The world reacted with shock this week at the news actor and comedian Robin Williams had died at the age of 63.

But it was the nature of his passing that bit the hardest - a suspected suicide, according to police.

It seemed incongruous. How could this man who brought so much joy, entertainment and laughter to the world have taken his own life? How could this man who had taught the world so much about life through his art, about growing up, growing old, falling in love and falling apart, have died this way?

It was crushing, and the tributes that flowed from around the world, from celebrities and cinema-goers alike, only reinforced the confusion.

The tributes told of how Williams' acting roles had touched people's lives. How Mrs Doubtfire had helped children through their parents' divorce or his turn as Peter Pan had helped them to not fear growing up.

He was inspirational as English teacher John Keating in Dead Poets' Society and a decade later again as a psychologist in Good Will Hunting. He could also be terrifying on screen, such as in the films One Hour Photo and Insomnia. Away from the stage and camera, Williams was an outstanding person. Many of his colleagues spoke of his warmth, his friendship, his willingness to help them and his humour.

But he was also troubled. He had battled with drug and alcohol addictions and had gone through more than one marriage break-up.

His work later in his career did not receive the critical acclaim or box office success of his best known work from the 1980s and 90s.

He blessed the world with a life's body of work that brought laughter, smiles, thrills, frights and lessons.

But if we are to learn one final lesson from the life of Robin Williams, perhaps it should be this: mental illness, depression and suicidal thoughts can afflict anyone.
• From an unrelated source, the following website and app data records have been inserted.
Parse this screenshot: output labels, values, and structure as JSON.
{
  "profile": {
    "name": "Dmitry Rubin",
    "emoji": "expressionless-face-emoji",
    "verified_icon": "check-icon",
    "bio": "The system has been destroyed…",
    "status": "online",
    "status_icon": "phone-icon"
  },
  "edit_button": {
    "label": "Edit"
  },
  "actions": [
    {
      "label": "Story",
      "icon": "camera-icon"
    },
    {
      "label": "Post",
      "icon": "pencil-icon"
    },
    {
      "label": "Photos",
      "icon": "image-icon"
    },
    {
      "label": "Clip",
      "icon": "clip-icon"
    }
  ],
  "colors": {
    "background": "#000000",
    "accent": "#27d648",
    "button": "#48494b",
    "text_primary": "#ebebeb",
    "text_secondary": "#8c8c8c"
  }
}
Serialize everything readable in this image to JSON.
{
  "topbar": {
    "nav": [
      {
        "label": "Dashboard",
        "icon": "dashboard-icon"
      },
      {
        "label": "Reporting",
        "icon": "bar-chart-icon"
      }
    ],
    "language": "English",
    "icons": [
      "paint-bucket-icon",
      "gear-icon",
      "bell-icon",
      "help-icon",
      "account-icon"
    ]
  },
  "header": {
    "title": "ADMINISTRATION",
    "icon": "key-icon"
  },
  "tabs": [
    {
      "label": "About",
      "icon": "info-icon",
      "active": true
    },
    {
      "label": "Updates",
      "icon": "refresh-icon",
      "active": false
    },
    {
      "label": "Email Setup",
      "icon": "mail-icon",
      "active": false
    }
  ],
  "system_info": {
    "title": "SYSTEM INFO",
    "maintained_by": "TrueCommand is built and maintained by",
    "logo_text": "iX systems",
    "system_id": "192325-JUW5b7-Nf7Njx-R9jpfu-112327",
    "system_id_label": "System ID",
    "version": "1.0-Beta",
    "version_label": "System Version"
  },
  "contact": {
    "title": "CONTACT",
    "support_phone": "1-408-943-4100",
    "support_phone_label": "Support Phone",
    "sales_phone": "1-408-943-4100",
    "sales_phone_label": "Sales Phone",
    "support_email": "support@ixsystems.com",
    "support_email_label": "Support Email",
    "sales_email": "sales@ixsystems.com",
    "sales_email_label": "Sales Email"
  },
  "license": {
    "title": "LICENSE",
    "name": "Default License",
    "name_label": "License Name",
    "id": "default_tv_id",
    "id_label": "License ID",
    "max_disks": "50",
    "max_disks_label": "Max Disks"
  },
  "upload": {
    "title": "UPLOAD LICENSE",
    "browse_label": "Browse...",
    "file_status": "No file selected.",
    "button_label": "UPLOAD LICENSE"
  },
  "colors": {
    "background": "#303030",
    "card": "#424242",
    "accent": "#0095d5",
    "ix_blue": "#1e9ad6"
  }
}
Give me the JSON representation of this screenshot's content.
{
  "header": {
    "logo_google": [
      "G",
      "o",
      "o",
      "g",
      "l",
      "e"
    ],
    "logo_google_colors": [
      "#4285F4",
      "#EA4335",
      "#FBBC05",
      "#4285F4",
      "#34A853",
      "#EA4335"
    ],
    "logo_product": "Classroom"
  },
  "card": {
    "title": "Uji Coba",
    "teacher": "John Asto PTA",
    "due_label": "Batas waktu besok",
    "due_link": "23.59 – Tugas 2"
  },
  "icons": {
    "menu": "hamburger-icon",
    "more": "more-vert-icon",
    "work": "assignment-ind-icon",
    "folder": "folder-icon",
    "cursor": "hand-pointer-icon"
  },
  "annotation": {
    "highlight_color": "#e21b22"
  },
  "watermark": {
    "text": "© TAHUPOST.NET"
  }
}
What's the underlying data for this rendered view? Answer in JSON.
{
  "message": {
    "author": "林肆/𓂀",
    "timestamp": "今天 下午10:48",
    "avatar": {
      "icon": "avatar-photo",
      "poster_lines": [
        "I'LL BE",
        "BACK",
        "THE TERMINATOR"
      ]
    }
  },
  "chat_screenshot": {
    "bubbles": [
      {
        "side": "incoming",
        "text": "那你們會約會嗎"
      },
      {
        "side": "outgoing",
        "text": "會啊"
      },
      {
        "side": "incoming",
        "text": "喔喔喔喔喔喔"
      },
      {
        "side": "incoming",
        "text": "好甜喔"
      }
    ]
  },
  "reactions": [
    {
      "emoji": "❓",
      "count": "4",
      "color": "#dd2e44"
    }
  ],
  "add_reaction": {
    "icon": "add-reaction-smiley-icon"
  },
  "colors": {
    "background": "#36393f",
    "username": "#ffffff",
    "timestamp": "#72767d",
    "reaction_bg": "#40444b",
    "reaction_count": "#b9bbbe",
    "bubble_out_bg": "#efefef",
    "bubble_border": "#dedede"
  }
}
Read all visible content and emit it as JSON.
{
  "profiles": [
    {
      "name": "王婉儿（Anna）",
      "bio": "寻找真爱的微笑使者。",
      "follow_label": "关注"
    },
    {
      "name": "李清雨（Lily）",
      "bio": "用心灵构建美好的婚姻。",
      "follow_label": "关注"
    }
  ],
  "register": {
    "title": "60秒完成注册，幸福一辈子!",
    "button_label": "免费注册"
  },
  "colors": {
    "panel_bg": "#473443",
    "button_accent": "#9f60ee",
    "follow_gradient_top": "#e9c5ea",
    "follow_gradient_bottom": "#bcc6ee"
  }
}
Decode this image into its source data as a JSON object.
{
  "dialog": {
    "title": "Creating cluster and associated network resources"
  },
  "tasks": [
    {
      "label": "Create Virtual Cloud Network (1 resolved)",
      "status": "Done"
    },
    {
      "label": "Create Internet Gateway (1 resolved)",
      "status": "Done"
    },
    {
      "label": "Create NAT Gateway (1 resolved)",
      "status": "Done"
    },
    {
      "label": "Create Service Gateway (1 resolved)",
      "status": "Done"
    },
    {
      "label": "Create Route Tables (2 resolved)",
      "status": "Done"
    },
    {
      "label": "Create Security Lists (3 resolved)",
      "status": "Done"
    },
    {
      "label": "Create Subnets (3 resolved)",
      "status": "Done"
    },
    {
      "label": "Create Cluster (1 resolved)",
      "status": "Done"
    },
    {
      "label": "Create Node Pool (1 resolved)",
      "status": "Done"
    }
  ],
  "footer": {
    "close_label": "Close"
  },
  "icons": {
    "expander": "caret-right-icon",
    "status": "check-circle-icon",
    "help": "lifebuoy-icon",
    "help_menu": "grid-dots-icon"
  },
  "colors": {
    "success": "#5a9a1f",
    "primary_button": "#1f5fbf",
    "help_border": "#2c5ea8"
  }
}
The black dog does not discriminate by wealth, critical acclaim or popularity, or by how many Oscars you have.

We don't know why Williams took his own life but we will all know someone with depression. Many of the public responses to Williams' death included pleas to ask for help if you need it. Equally important is reaching out to those in your life who may be struggling. There are a number of services that can offer help.

They include, but are not limited to:

Lifeline 0800 543 354, the Depression Helpline 0800 111 757, the Suicide Crisis Helpline 0508 828 865 and Youthline, 0800 376 633.

Suicide is an excruciating way to lose a loved one, and can claim even those as universally beloved as Williams.


An editing mix-up resulted in the publication yesterday of the same editorial that appeared in the paper the day before. We sincerely apologise for the error.

Manawatu Standard